Loud Hands: Autistic People, Speaking

And Straight on Till Morning: Essays on Autism Acceptance

Therapist Neurodiversity Collective is a collective that believes that our therapy practices must contribute to a world in which autistic and other neurodivergent people equitable equal access, rights, and opportunities. We advocate neurodiversity, self-determination, dignity, respect of individual rights, sensory preferences, and the power to say “no”. Every member pledges to provide culturally competent, trauma-sensitive, empathetic care.

We believe that it is critical for us to really listen to autistic and other neurodivergent people, to be mentored, and to conduct our therapy practices accordingly. In no particular order, these are some of the neurodivergent educators, advocates, and activists, we follow on Facebook:





Autistic Self Advocacy Network

The Autistic Advocate

Autistic Allies

The Autistic Cooperative


Better Ways Than ABA

International Badass Activists

Thinking Persons Guide to Autism

Neurodivergent Rebel

ABA UK Autism Discussion

Autism and Neurodiversity in the classroom

Ed Wiley Autism Acceptance Lending Library

Kristy Forbes – Autism & Neurodiversity Support Specialist

Autistic Not Weird

Autistic Zebra

The Autistic Avenger

Actually Autistic

The Autistic OT

Autism Level UP

Autistic Women & Nonbinary Network

Âûtistic News Feed

Autistic Strategies Network

Autistic UK

Autistic Inclusive Meets Community Group AIM


Autistic On Wheels

Agony Autie

Ask An Autistic

It’s An Autism Thing.     I’ll Help You Understand It. By Emma Dalmayne

New Jersey Neurodiversity

Communication First

ABA Leaks

Ido Kedar

Autistics United Fort McMurray – Cree, Dene, Dane-zaa, & Métis Territory

Just Keep Stimming

Unbound Books Autism Acceptance Library

Canadian Autistics and Allies Against ABA

A4A: Public Page

The Neurodivergent Teacher

The “A” Team Justice League

Crimson Âû

Autistic Bride

AUsome Ireland

Threshold Neurodiversity Resources


Autistics and Allies Against ABA Ireland


Operation Diversity

Erin Human

Amythest Schaber

Respectfully Connected

AUTCOM – The Autism National Committee

Protect your loved ones and yourself from being subjected to the abuses of applied behavioral analysis (ABA) in the medical, rehab or skilled nursing setting:

Know the clinical background of anyone who is working with your loved one.  SLPs and other clinical staff who use ABA models, and BCBAs and ABA Techs work in

  • Acute care hospitals
  • Inpatient rehabilitation facilities and private care clinics
  • Traumatic Brain Injury clinics and facilities
  • Skilled Nursing Facilities

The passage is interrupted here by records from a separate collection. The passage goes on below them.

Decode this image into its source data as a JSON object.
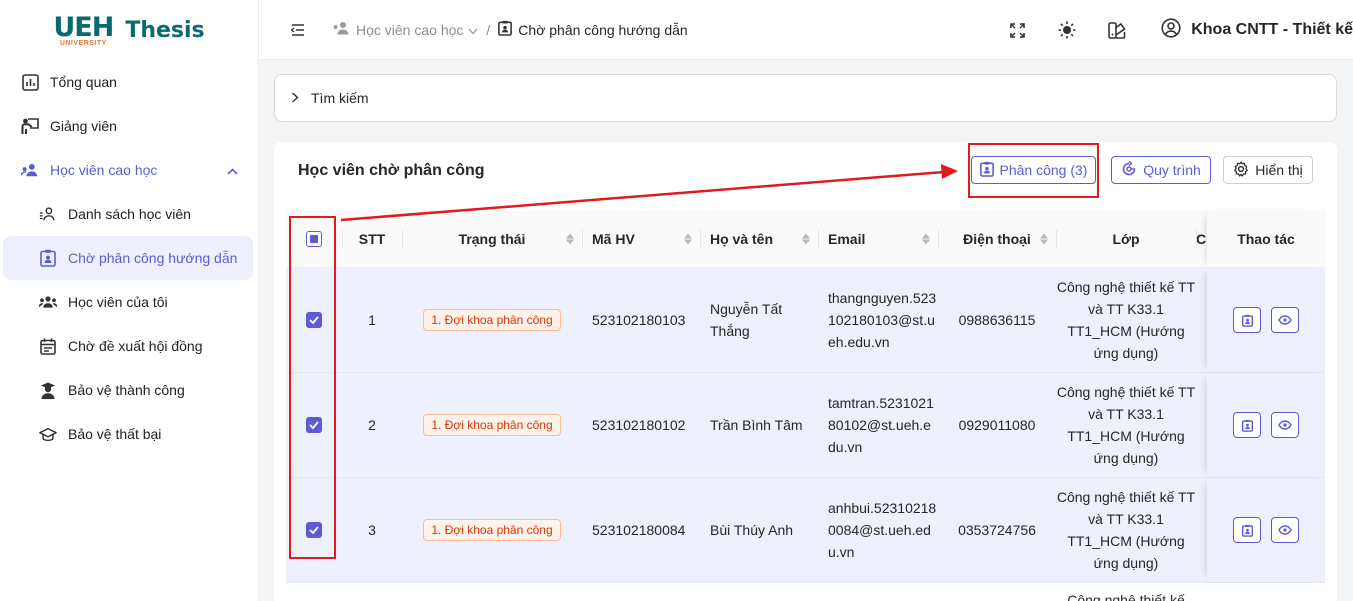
{
  "app": {
    "logo_text": "UEH",
    "logo_sub": "UNIVERSITY",
    "name": "Thesis"
  },
  "sidebar": {
    "items": [
      {
        "label": "Tổng quan",
        "icon": "dashboard-icon"
      },
      {
        "label": "Giảng viên",
        "icon": "teacher-icon"
      },
      {
        "label": "Học viên cao học",
        "icon": "students-group-icon",
        "expanded": true
      },
      {
        "label": "Danh sách học viên",
        "icon": "student-list-icon"
      },
      {
        "label": "Chờ phân công hướng dẫn",
        "icon": "clipboard-user-icon",
        "active": true
      },
      {
        "label": "Học viên của tôi",
        "icon": "users-icon"
      },
      {
        "label": "Chờ đề xuất hội đồng",
        "icon": "calendar-icon"
      },
      {
        "label": "Bảo vệ thành công",
        "icon": "graduate-icon"
      },
      {
        "label": "Bảo vệ thất bại",
        "icon": "cap-icon"
      }
    ]
  },
  "header": {
    "breadcrumb_parent": "Học viên cao học",
    "breadcrumb_current": "Chờ phân công hướng dẫn",
    "user_name": "Khoa CNTT - Thiết kế"
  },
  "search": {
    "label": "Tìm kiếm"
  },
  "card": {
    "title": "Học viên chờ phân công",
    "btn_assign": "Phân công (3)",
    "btn_process": "Quy trình",
    "btn_display": "Hiển thị"
  },
  "table": {
    "columns": {
      "stt": "STT",
      "status": "Trạng thái",
      "mahv": "Mã HV",
      "name": "Họ và tên",
      "email": "Email",
      "phone": "Điện thoại",
      "lop": "Lớp",
      "more": "C",
      "actions": "Thao tác"
    },
    "rows": [
      {
        "stt": "1",
        "status": "1. Đợi khoa phân công",
        "mahv": "523102180103",
        "name": "Nguyễn Tất Thắng",
        "email": "thangnguyen.523102180103@st.ueh.edu.vn",
        "phone": "0988636115",
        "lop": "Công nghệ thiết kế TT và TT K33.1 TT1_HCM (Hướng ứng dụng)",
        "checked": true
      },
      {
        "stt": "2",
        "status": "1. Đợi khoa phân công",
        "mahv": "523102180102",
        "name": "Trần Bình Tâm",
        "email": "tamtran.523102180102@st.ueh.edu.vn",
        "phone": "0929011080",
        "lop": "Công nghệ thiết kế TT và TT K33.1 TT1_HCM (Hướng ứng dụng)",
        "checked": true
      },
      {
        "stt": "3",
        "status": "1. Đợi khoa phân công",
        "mahv": "523102180084",
        "name": "Bùi Thúy Anh",
        "email": "anhbui.523102180084@st.ueh.edu.vn",
        "phone": "0353724756",
        "lop": "Công nghệ thiết kế TT và TT K33.1 TT1_HCM (Hướng ứng dụng)",
        "checked": true
      },
      {
        "stt": "",
        "status": "",
        "mahv": "",
        "name": "",
        "email": "",
        "phone": "",
        "lop": "Công nghệ thiết kế",
        "checked": false
      }
    ]
  },
  "colors": {
    "accent": "#5b5bd6",
    "annotation": "#e01b1b",
    "tag_text": "#d4380d",
    "brand": "#0b6a6f"
  }
}
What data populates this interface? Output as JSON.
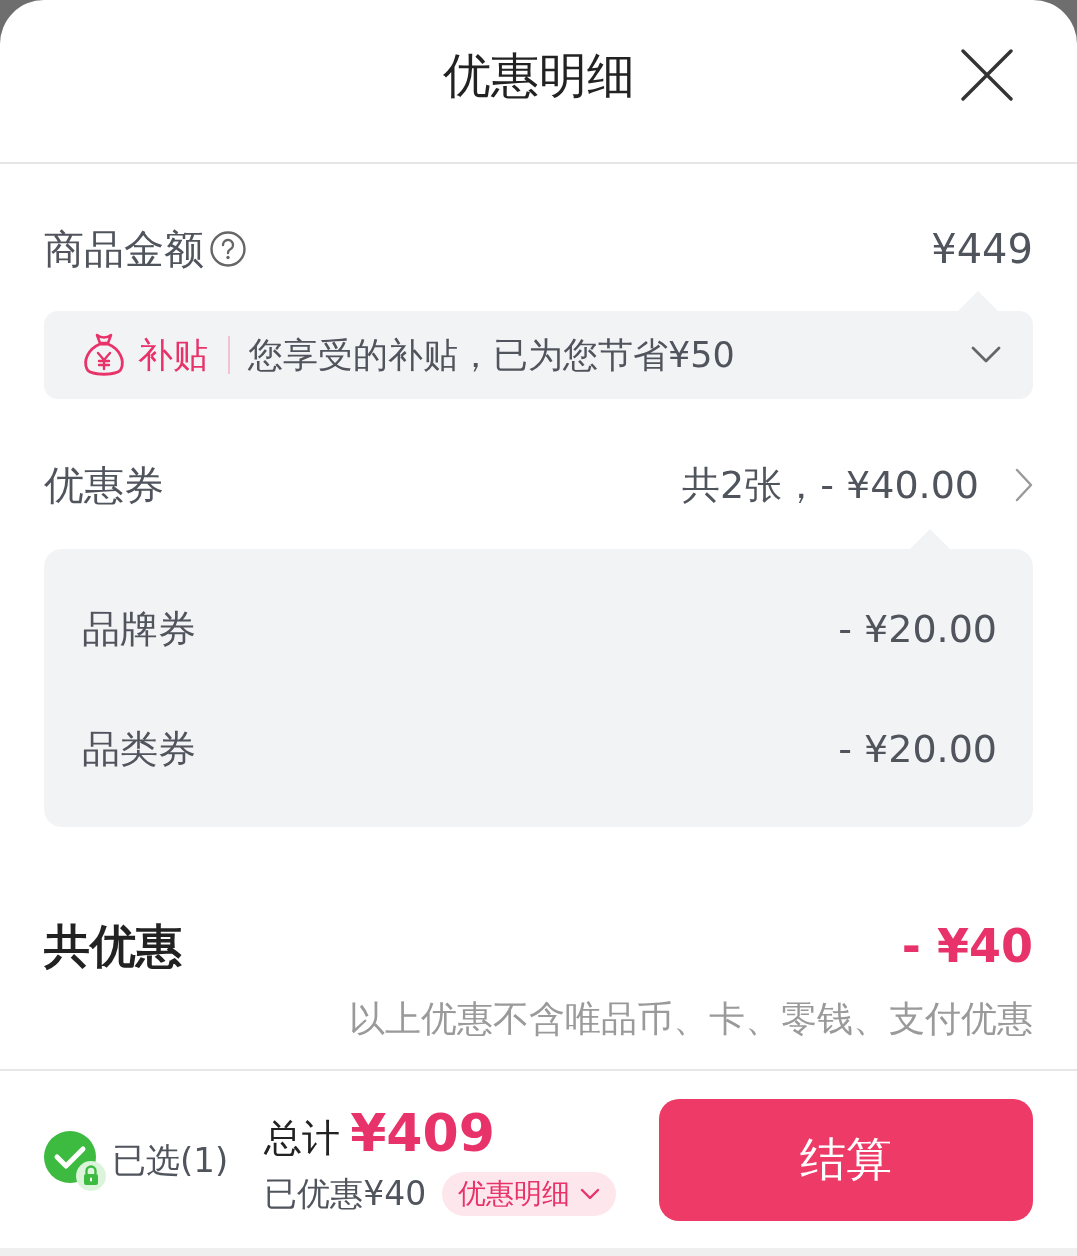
{
  "sheet": {
    "title": "优惠明细"
  },
  "goods_amount": {
    "label": "商品金额",
    "value": "¥449"
  },
  "subsidy": {
    "tag": "补贴",
    "text": "您享受的补贴，已为您节省¥50",
    "expanded": false
  },
  "coupons": {
    "label": "优惠券",
    "summary": "共2张，- ¥40.00",
    "items": [
      {
        "name": "品牌券",
        "amount": "- ¥20.00"
      },
      {
        "name": "品类券",
        "amount": "- ¥20.00"
      }
    ]
  },
  "total_discount": {
    "label": "共优惠",
    "value": "- ¥40",
    "note": "以上优惠不含唯品币、卡、零钱、支付优惠"
  },
  "footer": {
    "selection": {
      "checked": true,
      "label": "已选(1)"
    },
    "total": {
      "label": "总计",
      "value": "¥409"
    },
    "saved": "已优惠¥40",
    "details_button": "优惠明细",
    "checkout_button": "结算"
  }
}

ABA is used to control and manipulate the behavior of patients with Traumatic Brain Injury, Post-stroke, Dementia, Alzheimer’s, Age-Related Depression, Anxiety and Challenging Behaviors.
The push for the use of ABA in medical settings is a strategic business model, financially incentivized by the ABA industry at the expense of human dignity and patient rights. 
Expanding the Consumer Base for Behavior-Analytic Services: Meeting the Needs of Consumers in the 21st Century
Leblanc, Linda A et al. “Expanding the consumer base for behavior-analytic services: meeting the needs of consumers in the 21st century.” Behavior analysis in practice vol. 5,1 (2012): 4-14. doi:10.1007/BF03391813

What you can do: Create a medical power of attorney and discuss your wishes with anyone who will be making medical decisions for you for how you wish to be treated if you should have a stroke, a TBI or be impacted with any cognitive injury. Address your wishes for swallowing and feeding therapy. Address your rights to refuse to participate in therapy which is disrespectful, manipulative or controlling. Put in your medical power of attorney whether or not you agree to be subjected to punishments and aversion therapy, including the withholding of foods, drinks, activities, and personal items in order to manipulate your behavior. The maximization of respect for patient autonomy and bodily integrity, rather than the imposition of the therapist’s professional values, is what the application of “informed consent” should endeavor to achieve.

Keep in mind that BCBAs and Behavior Techs pledge to treat all patients “consistent with the philosophical assumptions and principles of behavior analysis.” (Professional and Ethical Compliance Code for Behavior Analysts)

For more information:

© 2018, 2019, 2020 Therapist Neurodiversity Collective